* WHAT IS BEING ASKED *
Verbatim copy without images: repeat the records in full.

[Stored data entries]
»»
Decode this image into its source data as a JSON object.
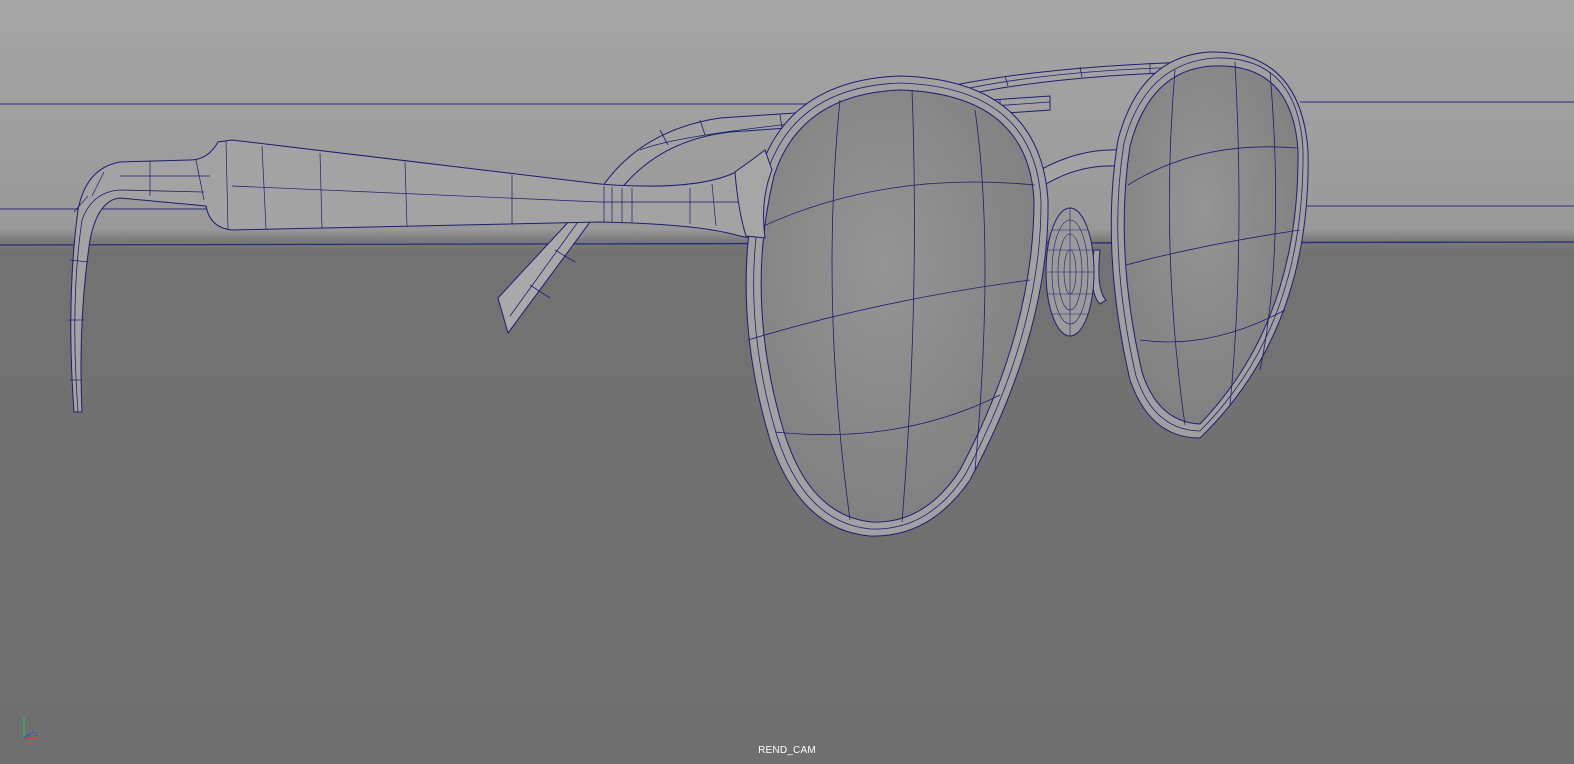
{
  "viewport": {
    "camera_label": "REND_CAM",
    "model": "sunglasses-wireframe",
    "display_mode": "wireframe-on-shaded"
  },
  "colors": {
    "background_top": "#a3a3a3",
    "background_bottom": "#717171",
    "wire": "#1e1e6e",
    "surface": "#9a9a9a",
    "lens": "#8c8c8c",
    "label": "#ffffff"
  },
  "icons": {
    "axis_gizmo": "xyz-axis-icon"
  }
}
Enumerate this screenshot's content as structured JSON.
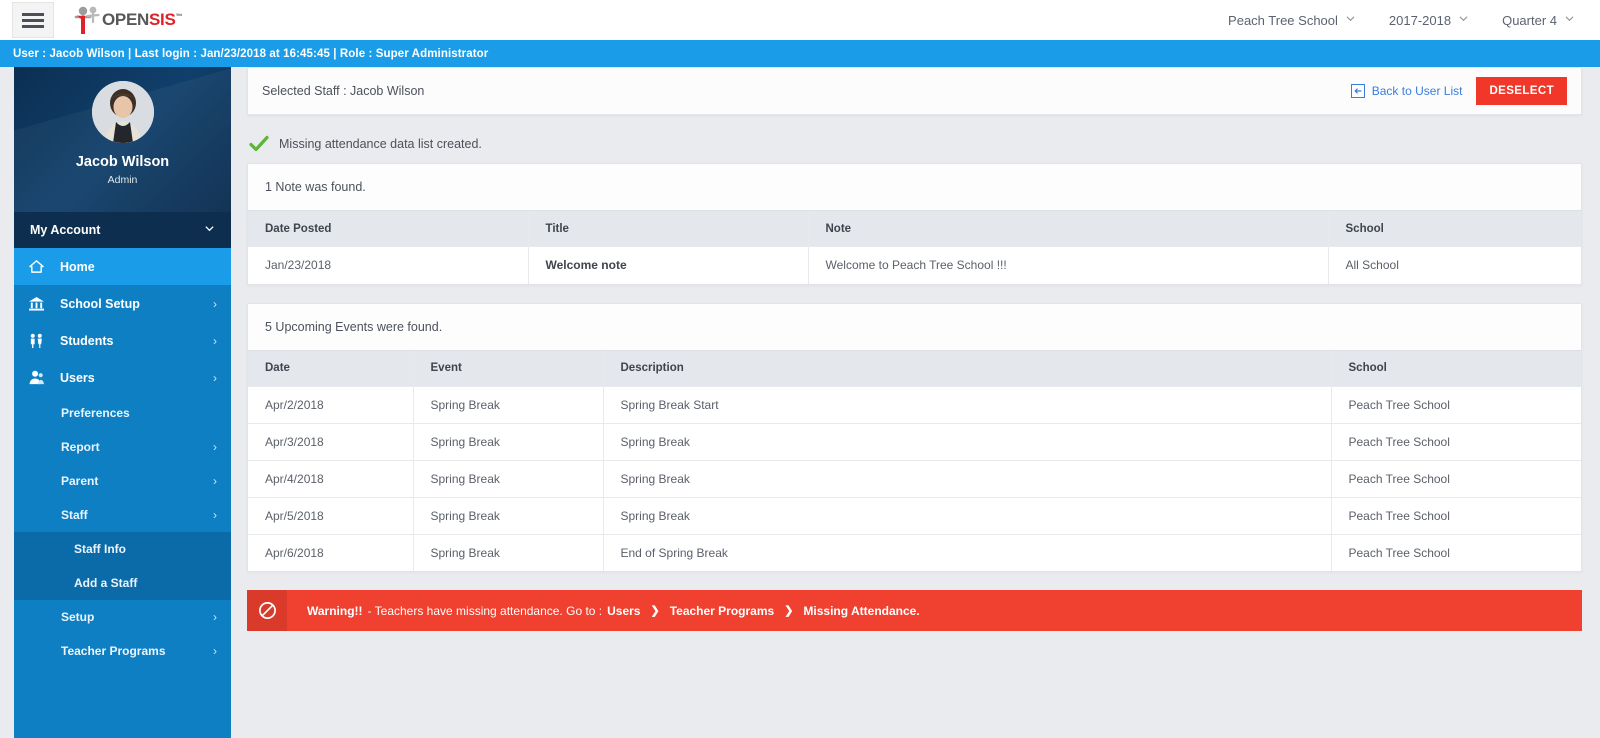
{
  "topbar": {
    "menu_icon": "hamburger-icon",
    "logo": {
      "open": "OPEN",
      "sis": "SIS",
      "tm": "™"
    },
    "selectors": [
      {
        "label": "Peach Tree School",
        "icon": "chevron-down-icon"
      },
      {
        "label": "2017-2018",
        "icon": "chevron-down-icon"
      },
      {
        "label": "Quarter 4",
        "icon": "chevron-down-icon"
      }
    ]
  },
  "userbar": {
    "text": "User : Jacob Wilson | Last login : Jan/23/2018 at 16:45:45 | Role : Super Administrator"
  },
  "sidebar": {
    "profile": {
      "name": "Jacob Wilson",
      "role": "Admin",
      "avatar": "user-avatar"
    },
    "my_account": {
      "label": "My Account",
      "icon": "chevron-down-icon"
    },
    "items": [
      {
        "label": "Home",
        "icon": "home-icon",
        "arrow": "",
        "state": "active"
      },
      {
        "label": "School Setup",
        "icon": "bank-icon",
        "arrow": "›",
        "state": "normal"
      },
      {
        "label": "Students",
        "icon": "students-icon",
        "arrow": "›",
        "state": "normal"
      },
      {
        "label": "Users",
        "icon": "users-icon",
        "arrow": "›",
        "state": "expanded"
      }
    ],
    "users_submenu": [
      {
        "label": "Preferences",
        "arrow": ""
      },
      {
        "label": "Report",
        "arrow": "›"
      },
      {
        "label": "Parent",
        "arrow": "›"
      },
      {
        "label": "Staff",
        "arrow": "›"
      }
    ],
    "staff_submenu": [
      {
        "label": "Staff Info"
      },
      {
        "label": "Add a Staff"
      }
    ],
    "users_submenu_tail": [
      {
        "label": "Setup",
        "arrow": "›"
      },
      {
        "label": "Teacher Programs",
        "arrow": "›"
      }
    ]
  },
  "main": {
    "selected_staff_label": "Selected Staff : Jacob  Wilson",
    "back_link": "Back to User List",
    "back_icon": "arrow-left-boxed-icon",
    "deselect_button": "DESELECT",
    "notice": {
      "icon": "green-check-icon",
      "text": "Missing attendance data list created."
    },
    "notes_panel": {
      "heading": "1 Note was found.",
      "columns": [
        "Date Posted",
        "Title",
        "Note",
        "School"
      ],
      "rows": [
        {
          "date_posted": "Jan/23/2018",
          "title": "Welcome note",
          "note": "Welcome to Peach Tree School !!!",
          "school": "All School"
        }
      ]
    },
    "events_panel": {
      "heading": "5 Upcoming Events were found.",
      "columns": [
        "Date",
        "Event",
        "Description",
        "School"
      ],
      "rows": [
        {
          "date": "Apr/2/2018",
          "event": "Spring Break",
          "description": "Spring Break Start",
          "school": "Peach Tree School"
        },
        {
          "date": "Apr/3/2018",
          "event": "Spring Break",
          "description": "Spring Break",
          "school": "Peach Tree School"
        },
        {
          "date": "Apr/4/2018",
          "event": "Spring Break",
          "description": "Spring Break",
          "school": "Peach Tree School"
        },
        {
          "date": "Apr/5/2018",
          "event": "Spring Break",
          "description": "Spring Break",
          "school": "Peach Tree School"
        },
        {
          "date": "Apr/6/2018",
          "event": "Spring Break",
          "description": "End of Spring Break",
          "school": "Peach Tree School"
        }
      ]
    },
    "warning": {
      "icon": "no-entry-icon",
      "prefix": "Warning!!",
      "text": "- Teachers have missing attendance. Go to :",
      "crumb1": "Users",
      "sep1": "❯",
      "crumb2": "Teacher Programs",
      "sep2": "❯",
      "crumb3": "Missing Attendance."
    }
  },
  "colors": {
    "accent_blue": "#1b9ce8",
    "sidebar_blue": "#0f7fc4",
    "sidebar_dark": "#0d2e4f",
    "danger_red": "#f0372a",
    "link_blue": "#3b7ddd",
    "success_green": "#5cb536"
  }
}
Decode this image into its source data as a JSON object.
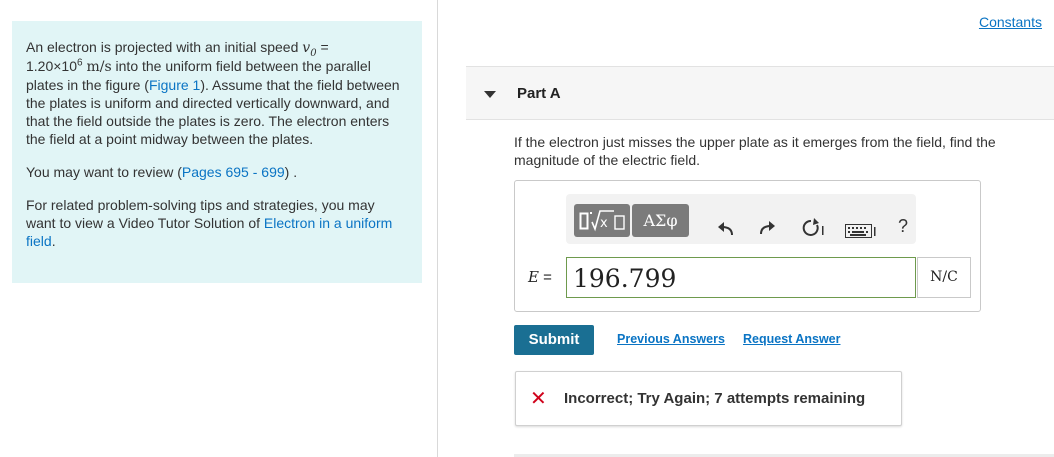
{
  "intro": {
    "line1_pre": "An electron is projected with an initial speed ",
    "v0_symbol": "v",
    "v0_sub": "0",
    "eq": " =",
    "speed_value": "1.20×10",
    "speed_exp": "6",
    "speed_unit": "m/s",
    "line1_post": " into the uniform field between the parallel plates in the figure (",
    "figure_link": "Figure 1",
    "line1_end": "). Assume that the field between the plates is uniform and directed vertically downward, and that the field outside the plates is zero. The electron enters the field at a point midway between the plates.",
    "review_pre": "You may want to review (",
    "review_link": "Pages 695 - 699",
    "review_post": ") .",
    "related_pre": "For related problem-solving tips and strategies, you may want to view a Video Tutor Solution of ",
    "related_link": "Electron in a uniform field",
    "related_post": "."
  },
  "header": {
    "constants_label": "Constants"
  },
  "part": {
    "title": "Part A"
  },
  "question": "If the electron just misses the upper plate as it emerges from the field, find the magnitude of the electric field.",
  "toolbar": {
    "greek_label": "ΑΣφ",
    "help_label": "?",
    "icons": [
      "templates-icon",
      "greek-symbols-icon",
      "undo-icon",
      "redo-icon",
      "reset-icon",
      "keyboard-icon",
      "help-icon"
    ]
  },
  "answer": {
    "variable": "E",
    "equals": "=",
    "value": "196.799",
    "units": "N/C"
  },
  "actions": {
    "submit_label": "Submit",
    "previous_answers_label": "Previous Answers",
    "request_answer_label": "Request Answer"
  },
  "feedback": {
    "message": "Incorrect; Try Again; 7 attempts remaining"
  },
  "colors": {
    "intro_bg": "#e1f5f6",
    "link": "#0a74c4",
    "submit_bg": "#1a6f93",
    "error_red": "#d0021b"
  }
}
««
* WRITTEN RESPONSE *
Decode this image into its source data as a JSON object.
{
  "viewport": {
    "camera_label": "REND_CAM",
    "model": "sunglasses-wireframe",
    "display_mode": "wireframe-on-shaded"
  },
  "colors": {
    "background_top": "#a3a3a3",
    "background_bottom": "#717171",
    "wire": "#1e1e6e",
    "surface": "#9a9a9a",
    "lens": "#8c8c8c",
    "label": "#ffffff"
  },
  "icons": {
    "axis_gizmo": "xyz-axis-icon"
  }
}
Enumerate this screenshot's content as structured JSON.
{
  "topbar": {
    "menu_icon": "hamburger-icon",
    "logo": {
      "open": "OPEN",
      "sis": "SIS",
      "tm": "™"
    },
    "selectors": [
      {
        "label": "Peach Tree School",
        "icon": "chevron-down-icon"
      },
      {
        "label": "2017-2018",
        "icon": "chevron-down-icon"
      },
      {
        "label": "Quarter 4",
        "icon": "chevron-down-icon"
      }
    ]
  },
  "userbar": {
    "text": "User : Jacob Wilson | Last login : Jan/23/2018 at 16:45:45 | Role : Super Administrator"
  },
  "sidebar": {
    "profile": {
      "name": "Jacob Wilson",
      "role": "Admin",
      "avatar": "user-avatar"
    },
    "my_account": {
      "label": "My Account",
      "icon": "chevron-down-icon"
    },
    "items": [
      {
        "label": "Home",
        "icon": "home-icon",
        "arrow": "",
        "state": "active"
      },
      {
        "label": "School Setup",
        "icon": "bank-icon",
        "arrow": "›",
        "state": "normal"
      },
      {
        "label": "Students",
        "icon": "students-icon",
        "arrow": "›",
        "state": "normal"
      },
      {
        "label": "Users",
        "icon": "users-icon",
        "arrow": "›",
        "state": "expanded"
      }
    ],
    "users_submenu": [
      {
        "label": "Preferences",
        "arrow": ""
      },
      {
        "label": "Report",
        "arrow": "›"
      },
      {
        "label": "Parent",
        "arrow": "›"
      },
      {
        "label": "Staff",
        "arrow": "›"
      }
    ],
    "staff_submenu": [
      {
        "label": "Staff Info"
      },
      {
        "label": "Add a Staff"
      }
    ],
    "users_submenu_tail": [
      {
        "label": "Setup",
        "arrow": "›"
      },
      {
        "label": "Teacher Programs",
        "arrow": "›"
      }
    ]
  },
  "main": {
    "selected_staff_label": "Selected Staff : Jacob  Wilson",
    "back_link": "Back to User List",
    "back_icon": "arrow-left-boxed-icon",
    "deselect_button": "DESELECT",
    "notice": {
      "icon": "green-check-icon",
      "text": "Missing attendance data list created."
    },
    "notes_panel": {
      "heading": "1 Note was found.",
      "columns": [
        "Date Posted",
        "Title",
        "Note",
        "School"
      ],
      "rows": [
        {
          "date_posted": "Jan/23/2018",
          "title": "Welcome note",
          "note": "Welcome to Peach Tree School !!!",
          "school": "All School"
        }
      ]
    },
    "events_panel": {
      "heading": "5 Upcoming Events were found.",
      "columns": [
        "Date",
        "Event",
        "Description",
        "School"
      ],
      "rows": [
        {
          "date": "Apr/2/2018",
          "event": "Spring Break",
          "description": "Spring Break Start",
          "school": "Peach Tree School"
        },
        {
          "date": "Apr/3/2018",
          "event": "Spring Break",
          "description": "Spring Break",
          "school": "Peach Tree School"
        },
        {
          "date": "Apr/4/2018",
          "event": "Spring Break",
          "description": "Spring Break",
          "school": "Peach Tree School"
        },
        {
          "date": "Apr/5/2018",
          "event": "Spring Break",
          "description": "Spring Break",
          "school": "Peach Tree School"
        },
        {
          "date": "Apr/6/2018",
          "event": "Spring Break",
          "description": "End of Spring Break",
          "school": "Peach Tree School"
        }
      ]
    },
    "warning": {
      "icon": "no-entry-icon",
      "prefix": "Warning!!",
      "text": "- Teachers have missing attendance. Go to :",
      "crumb1": "Users",
      "sep1": "❯",
      "crumb2": "Teacher Programs",
      "sep2": "❯",
      "crumb3": "Missing Attendance."
    }
  },
  "colors": {
    "accent_blue": "#1b9ce8",
    "sidebar_blue": "#0f7fc4",
    "sidebar_dark": "#0d2e4f",
    "danger_red": "#f0372a",
    "link_blue": "#3b7ddd",
    "success_green": "#5cb536"
  }
}
Decode this image into its source data as a JSON object.
{
  "intro": {
    "line1_pre": "An electron is projected with an initial speed ",
    "v0_symbol": "v",
    "v0_sub": "0",
    "eq": " =",
    "speed_value": "1.20×10",
    "speed_exp": "6",
    "speed_unit": "m/s",
    "line1_post": " into the uniform field between the parallel plates in the figure (",
    "figure_link": "Figure 1",
    "line1_end": "). Assume that the field between the plates is uniform and directed vertically downward, and that the field outside the plates is zero. The electron enters the field at a point midway between the plates.",
    "review_pre": "You may want to review (",
    "review_link": "Pages 695 - 699",
    "review_post": ") .",
    "related_pre": "For related problem-solving tips and strategies, you may want to view a Video Tutor Solution of ",
    "related_link": "Electron in a uniform field",
    "related_post": "."
  },
  "header": {
    "constants_label": "Constants"
  },
  "part": {
    "title": "Part A"
  },
  "question": "If the electron just misses the upper plate as it emerges from the field, find the magnitude of the electric field.",
  "toolbar": {
    "greek_label": "ΑΣφ",
    "help_label": "?",
    "icons": [
      "templates-icon",
      "greek-symbols-icon",
      "undo-icon",
      "redo-icon",
      "reset-icon",
      "keyboard-icon",
      "help-icon"
    ]
  },
  "answer": {
    "variable": "E",
    "equals": "=",
    "value": "196.799",
    "units": "N/C"
  },
  "actions": {
    "submit_label": "Submit",
    "previous_answers_label": "Previous Answers",
    "request_answer_label": "Request Answer"
  },
  "feedback": {
    "message": "Incorrect; Try Again; 7 attempts remaining"
  },
  "colors": {
    "intro_bg": "#e1f5f6",
    "link": "#0a74c4",
    "submit_bg": "#1a6f93",
    "error_red": "#d0021b"
  }
}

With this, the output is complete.